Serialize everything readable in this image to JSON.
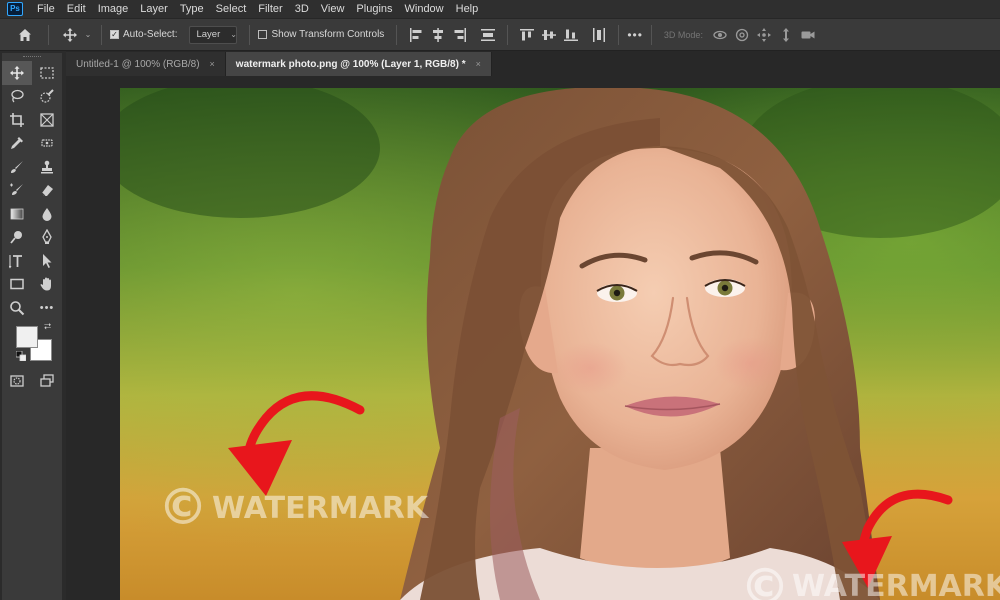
{
  "app": {
    "logo_text": "Ps"
  },
  "menu": [
    "File",
    "Edit",
    "Image",
    "Layer",
    "Type",
    "Select",
    "Filter",
    "3D",
    "View",
    "Plugins",
    "Window",
    "Help"
  ],
  "options": {
    "auto_select_label": "Auto-Select:",
    "auto_select_checked": true,
    "layer_dropdown": "Layer",
    "show_transform_label": "Show Transform Controls",
    "show_transform_checked": false,
    "more_label": "•••",
    "mode_3d_label": "3D Mode:"
  },
  "tabs": [
    {
      "label": "Untitled-1 @ 100% (RGB/8)",
      "active": false,
      "close": "×"
    },
    {
      "label": "watermark photo.png @ 100% (Layer 1, RGB/8) *",
      "active": true,
      "close": "×"
    }
  ],
  "tools": {
    "active": "move-tool",
    "more_label": "•••"
  },
  "swatches": {
    "foreground": "#f0f0f0",
    "background": "#ffffff"
  },
  "photo": {
    "watermarks": [
      {
        "symbol": "©",
        "text": "WATERMARK"
      },
      {
        "symbol": "©",
        "text": "WATERMARK"
      }
    ],
    "arrow_color": "#e8161c"
  },
  "colors": {
    "menubar": "#2f2f2f",
    "options_bar": "#3a3a3a",
    "panel": "#3a3a3a",
    "workspace": "#282828",
    "active_tab": "#454545"
  }
}
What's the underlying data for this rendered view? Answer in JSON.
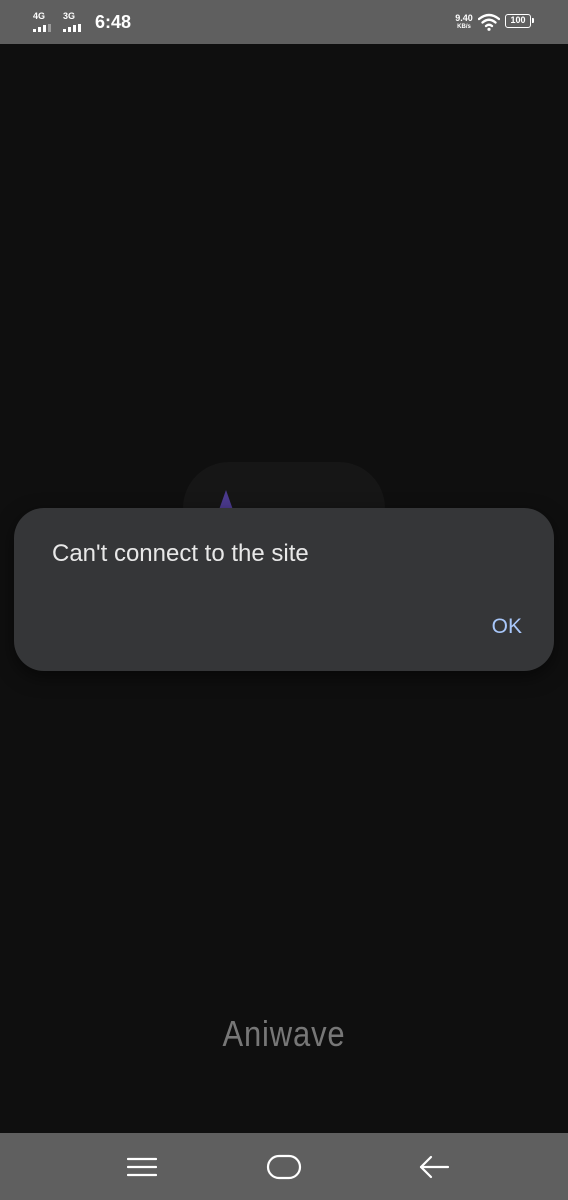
{
  "status_bar": {
    "sim1_network": "4G",
    "sim2_network": "3G",
    "time": "6:48",
    "net_speed_value": "9.40",
    "net_speed_unit": "KB/s",
    "battery_level": "100"
  },
  "splash": {
    "logo_accent_color": "#4b3a8e",
    "app_name": "Aniwave"
  },
  "dialog": {
    "message": "Can't connect to the site",
    "ok_label": "OK",
    "button_color": "#a8c7fa"
  },
  "nav_bar": {
    "recents_icon": "menu-lines-icon",
    "home_icon": "home-pill-icon",
    "back_icon": "back-arrow-icon"
  }
}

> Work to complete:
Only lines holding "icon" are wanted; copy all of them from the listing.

> Answer:
    "recents_icon": "menu-lines-icon",
    "home_icon": "home-pill-icon",
    "back_icon": "back-arrow-icon"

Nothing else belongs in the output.